Dataset entries
>>>

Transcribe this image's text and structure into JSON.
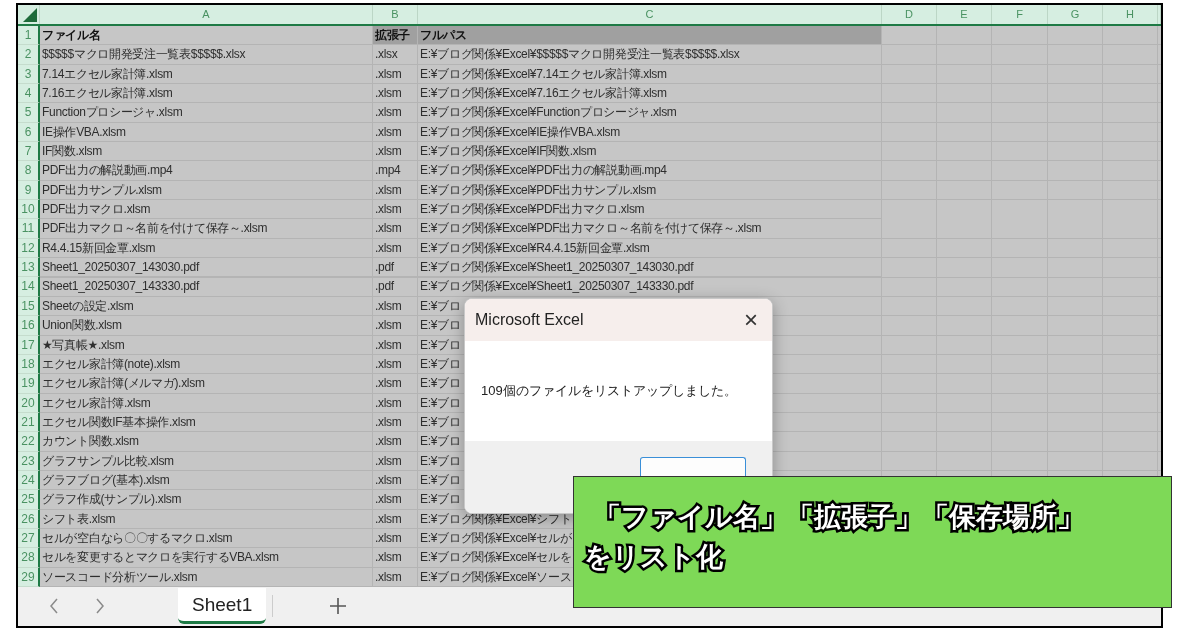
{
  "columns": [
    "A",
    "B",
    "C",
    "D",
    "E",
    "F",
    "G",
    "H"
  ],
  "rows": [
    {
      "number": "1",
      "kind": "header",
      "cells": [
        "ファイル名",
        "拡張子",
        "フルパス"
      ]
    },
    {
      "number": "2",
      "kind": "data",
      "cells": [
        "$$$$$マクロ開発受注一覧表$$$$$.xlsx",
        ".xlsx",
        "E:¥ブログ関係¥Excel¥$$$$$マクロ開発受注一覧表$$$$$.xlsx"
      ]
    },
    {
      "number": "3",
      "kind": "data",
      "cells": [
        "7.14エクセル家計簿.xlsm",
        ".xlsm",
        "E:¥ブログ関係¥Excel¥7.14エクセル家計簿.xlsm"
      ]
    },
    {
      "number": "4",
      "kind": "data",
      "cells": [
        "7.16エクセル家計簿.xlsm",
        ".xlsm",
        "E:¥ブログ関係¥Excel¥7.16エクセル家計簿.xlsm"
      ]
    },
    {
      "number": "5",
      "kind": "data",
      "cells": [
        "Functionプロシージャ.xlsm",
        ".xlsm",
        "E:¥ブログ関係¥Excel¥Functionプロシージャ.xlsm"
      ]
    },
    {
      "number": "6",
      "kind": "data",
      "cells": [
        "IE操作VBA.xlsm",
        ".xlsm",
        "E:¥ブログ関係¥Excel¥IE操作VBA.xlsm"
      ]
    },
    {
      "number": "7",
      "kind": "data",
      "cells": [
        "IF関数.xlsm",
        ".xlsm",
        "E:¥ブログ関係¥Excel¥IF関数.xlsm"
      ]
    },
    {
      "number": "8",
      "kind": "data",
      "cells": [
        "PDF出力の解説動画.mp4",
        ".mp4",
        "E:¥ブログ関係¥Excel¥PDF出力の解説動画.mp4"
      ]
    },
    {
      "number": "9",
      "kind": "data",
      "cells": [
        "PDF出力サンプル.xlsm",
        ".xlsm",
        "E:¥ブログ関係¥Excel¥PDF出力サンプル.xlsm"
      ]
    },
    {
      "number": "10",
      "kind": "data",
      "cells": [
        "PDF出力マクロ.xlsm",
        ".xlsm",
        "E:¥ブログ関係¥Excel¥PDF出力マクロ.xlsm"
      ]
    },
    {
      "number": "11",
      "kind": "data",
      "cells": [
        "PDF出力マクロ～名前を付けて保存～.xlsm",
        ".xlsm",
        "E:¥ブログ関係¥Excel¥PDF出力マクロ～名前を付けて保存～.xlsm"
      ]
    },
    {
      "number": "12",
      "kind": "data",
      "cells": [
        "R4.4.15新回金覃.xlsm",
        ".xlsm",
        "E:¥ブログ関係¥Excel¥R4.4.15新回金覃.xlsm"
      ]
    },
    {
      "number": "13",
      "kind": "data",
      "cells": [
        "Sheet1_20250307_143030.pdf",
        ".pdf",
        "E:¥ブログ関係¥Excel¥Sheet1_20250307_143030.pdf"
      ]
    },
    {
      "number": "14",
      "kind": "data",
      "cells": [
        "Sheet1_20250307_143330.pdf",
        ".pdf",
        "E:¥ブログ関係¥Excel¥Sheet1_20250307_143330.pdf"
      ]
    },
    {
      "number": "15",
      "kind": "data",
      "cells": [
        "Sheetの設定.xlsm",
        ".xlsm",
        "E:¥ブロ"
      ]
    },
    {
      "number": "16",
      "kind": "data",
      "cells": [
        "Union関数.xlsm",
        ".xlsm",
        "E:¥ブロ"
      ]
    },
    {
      "number": "17",
      "kind": "data",
      "cells": [
        "★写真帳★.xlsm",
        ".xlsm",
        "E:¥ブロ"
      ]
    },
    {
      "number": "18",
      "kind": "data",
      "cells": [
        "エクセル家計簿(note).xlsm",
        ".xlsm",
        "E:¥ブロ"
      ]
    },
    {
      "number": "19",
      "kind": "data",
      "cells": [
        "エクセル家計簿(メルマガ).xlsm",
        ".xlsm",
        "E:¥ブロ"
      ]
    },
    {
      "number": "20",
      "kind": "data",
      "cells": [
        "エクセル家計簿.xlsm",
        ".xlsm",
        "E:¥ブロ"
      ]
    },
    {
      "number": "21",
      "kind": "data",
      "cells": [
        "エクセル関数IF基本操作.xlsm",
        ".xlsm",
        "E:¥ブロ"
      ]
    },
    {
      "number": "22",
      "kind": "data",
      "cells": [
        "カウント関数.xlsm",
        ".xlsm",
        "E:¥ブロ"
      ]
    },
    {
      "number": "23",
      "kind": "data",
      "cells": [
        "グラフサンプル比較.xlsm",
        ".xlsm",
        "E:¥ブロ"
      ]
    },
    {
      "number": "24",
      "kind": "data",
      "cells": [
        "グラフブログ(基本).xlsm",
        ".xlsm",
        "E:¥ブロ"
      ]
    },
    {
      "number": "25",
      "kind": "data",
      "cells": [
        "グラフ作成(サンプル).xlsm",
        ".xlsm",
        "E:¥ブロ"
      ]
    },
    {
      "number": "26",
      "kind": "data",
      "cells": [
        "シフト表.xlsm",
        ".xlsm",
        "E:¥ブログ関係¥Excel¥シフト"
      ]
    },
    {
      "number": "27",
      "kind": "data",
      "cells": [
        "セルが空白なら〇〇するマクロ.xlsm",
        ".xlsm",
        "E:¥ブログ関係¥Excel¥セルが"
      ]
    },
    {
      "number": "28",
      "kind": "data",
      "cells": [
        "セルを変更するとマクロを実行するVBA.xlsm",
        ".xlsm",
        "E:¥ブログ関係¥Excel¥セルを"
      ]
    },
    {
      "number": "29",
      "kind": "data",
      "cells": [
        "ソースコード分析ツール.xlsm",
        ".xlsm",
        "E:¥ブログ関係¥Excel¥ソース"
      ]
    }
  ],
  "sheet_tabs": [
    {
      "label": "Sheet1",
      "selected": true
    }
  ],
  "dialog": {
    "title": "Microsoft Excel",
    "close": "×",
    "message": "109個のファイルをリストアップしました。"
  },
  "caption": {
    "lines": [
      "「ファイル名」「拡張子」「保存場所」",
      "をリスト化"
    ]
  }
}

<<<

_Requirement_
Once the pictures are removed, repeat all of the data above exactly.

_Solution to this task_
Transcribe this image's text and structure into JSON.
{
  "columns": [
    "A",
    "B",
    "C",
    "D",
    "E",
    "F",
    "G",
    "H"
  ],
  "rows": [
    {
      "number": "1",
      "kind": "header",
      "cells": [
        "ファイル名",
        "拡張子",
        "フルパス"
      ]
    },
    {
      "number": "2",
      "kind": "data",
      "cells": [
        "$$$$$マクロ開発受注一覧表$$$$$.xlsx",
        ".xlsx",
        "E:¥ブログ関係¥Excel¥$$$$$マクロ開発受注一覧表$$$$$.xlsx"
      ]
    },
    {
      "number": "3",
      "kind": "data",
      "cells": [
        "7.14エクセル家計簿.xlsm",
        ".xlsm",
        "E:¥ブログ関係¥Excel¥7.14エクセル家計簿.xlsm"
      ]
    },
    {
      "number": "4",
      "kind": "data",
      "cells": [
        "7.16エクセル家計簿.xlsm",
        ".xlsm",
        "E:¥ブログ関係¥Excel¥7.16エクセル家計簿.xlsm"
      ]
    },
    {
      "number": "5",
      "kind": "data",
      "cells": [
        "Functionプロシージャ.xlsm",
        ".xlsm",
        "E:¥ブログ関係¥Excel¥Functionプロシージャ.xlsm"
      ]
    },
    {
      "number": "6",
      "kind": "data",
      "cells": [
        "IE操作VBA.xlsm",
        ".xlsm",
        "E:¥ブログ関係¥Excel¥IE操作VBA.xlsm"
      ]
    },
    {
      "number": "7",
      "kind": "data",
      "cells": [
        "IF関数.xlsm",
        ".xlsm",
        "E:¥ブログ関係¥Excel¥IF関数.xlsm"
      ]
    },
    {
      "number": "8",
      "kind": "data",
      "cells": [
        "PDF出力の解説動画.mp4",
        ".mp4",
        "E:¥ブログ関係¥Excel¥PDF出力の解説動画.mp4"
      ]
    },
    {
      "number": "9",
      "kind": "data",
      "cells": [
        "PDF出力サンプル.xlsm",
        ".xlsm",
        "E:¥ブログ関係¥Excel¥PDF出力サンプル.xlsm"
      ]
    },
    {
      "number": "10",
      "kind": "data",
      "cells": [
        "PDF出力マクロ.xlsm",
        ".xlsm",
        "E:¥ブログ関係¥Excel¥PDF出力マクロ.xlsm"
      ]
    },
    {
      "number": "11",
      "kind": "data",
      "cells": [
        "PDF出力マクロ～名前を付けて保存～.xlsm",
        ".xlsm",
        "E:¥ブログ関係¥Excel¥PDF出力マクロ～名前を付けて保存～.xlsm"
      ]
    },
    {
      "number": "12",
      "kind": "data",
      "cells": [
        "R4.4.15新回金覃.xlsm",
        ".xlsm",
        "E:¥ブログ関係¥Excel¥R4.4.15新回金覃.xlsm"
      ]
    },
    {
      "number": "13",
      "kind": "data",
      "cells": [
        "Sheet1_20250307_143030.pdf",
        ".pdf",
        "E:¥ブログ関係¥Excel¥Sheet1_20250307_143030.pdf"
      ]
    },
    {
      "number": "14",
      "kind": "data",
      "cells": [
        "Sheet1_20250307_143330.pdf",
        ".pdf",
        "E:¥ブログ関係¥Excel¥Sheet1_20250307_143330.pdf"
      ]
    },
    {
      "number": "15",
      "kind": "data",
      "cells": [
        "Sheetの設定.xlsm",
        ".xlsm",
        "E:¥ブロ"
      ]
    },
    {
      "number": "16",
      "kind": "data",
      "cells": [
        "Union関数.xlsm",
        ".xlsm",
        "E:¥ブロ"
      ]
    },
    {
      "number": "17",
      "kind": "data",
      "cells": [
        "★写真帳★.xlsm",
        ".xlsm",
        "E:¥ブロ"
      ]
    },
    {
      "number": "18",
      "kind": "data",
      "cells": [
        "エクセル家計簿(note).xlsm",
        ".xlsm",
        "E:¥ブロ"
      ]
    },
    {
      "number": "19",
      "kind": "data",
      "cells": [
        "エクセル家計簿(メルマガ).xlsm",
        ".xlsm",
        "E:¥ブロ"
      ]
    },
    {
      "number": "20",
      "kind": "data",
      "cells": [
        "エクセル家計簿.xlsm",
        ".xlsm",
        "E:¥ブロ"
      ]
    },
    {
      "number": "21",
      "kind": "data",
      "cells": [
        "エクセル関数IF基本操作.xlsm",
        ".xlsm",
        "E:¥ブロ"
      ]
    },
    {
      "number": "22",
      "kind": "data",
      "cells": [
        "カウント関数.xlsm",
        ".xlsm",
        "E:¥ブロ"
      ]
    },
    {
      "number": "23",
      "kind": "data",
      "cells": [
        "グラフサンプル比較.xlsm",
        ".xlsm",
        "E:¥ブロ"
      ]
    },
    {
      "number": "24",
      "kind": "data",
      "cells": [
        "グラフブログ(基本).xlsm",
        ".xlsm",
        "E:¥ブロ"
      ]
    },
    {
      "number": "25",
      "kind": "data",
      "cells": [
        "グラフ作成(サンプル).xlsm",
        ".xlsm",
        "E:¥ブロ"
      ]
    },
    {
      "number": "26",
      "kind": "data",
      "cells": [
        "シフト表.xlsm",
        ".xlsm",
        "E:¥ブログ関係¥Excel¥シフト"
      ]
    },
    {
      "number": "27",
      "kind": "data",
      "cells": [
        "セルが空白なら〇〇するマクロ.xlsm",
        ".xlsm",
        "E:¥ブログ関係¥Excel¥セルが"
      ]
    },
    {
      "number": "28",
      "kind": "data",
      "cells": [
        "セルを変更するとマクロを実行するVBA.xlsm",
        ".xlsm",
        "E:¥ブログ関係¥Excel¥セルを"
      ]
    },
    {
      "number": "29",
      "kind": "data",
      "cells": [
        "ソースコード分析ツール.xlsm",
        ".xlsm",
        "E:¥ブログ関係¥Excel¥ソース"
      ]
    }
  ],
  "sheet_tabs": [
    {
      "label": "Sheet1",
      "selected": true
    }
  ],
  "dialog": {
    "title": "Microsoft Excel",
    "close": "×",
    "message": "109個のファイルをリストアップしました。"
  },
  "caption": {
    "lines": [
      "「ファイル名」「拡張子」「保存場所」",
      "をリスト化"
    ]
  }
}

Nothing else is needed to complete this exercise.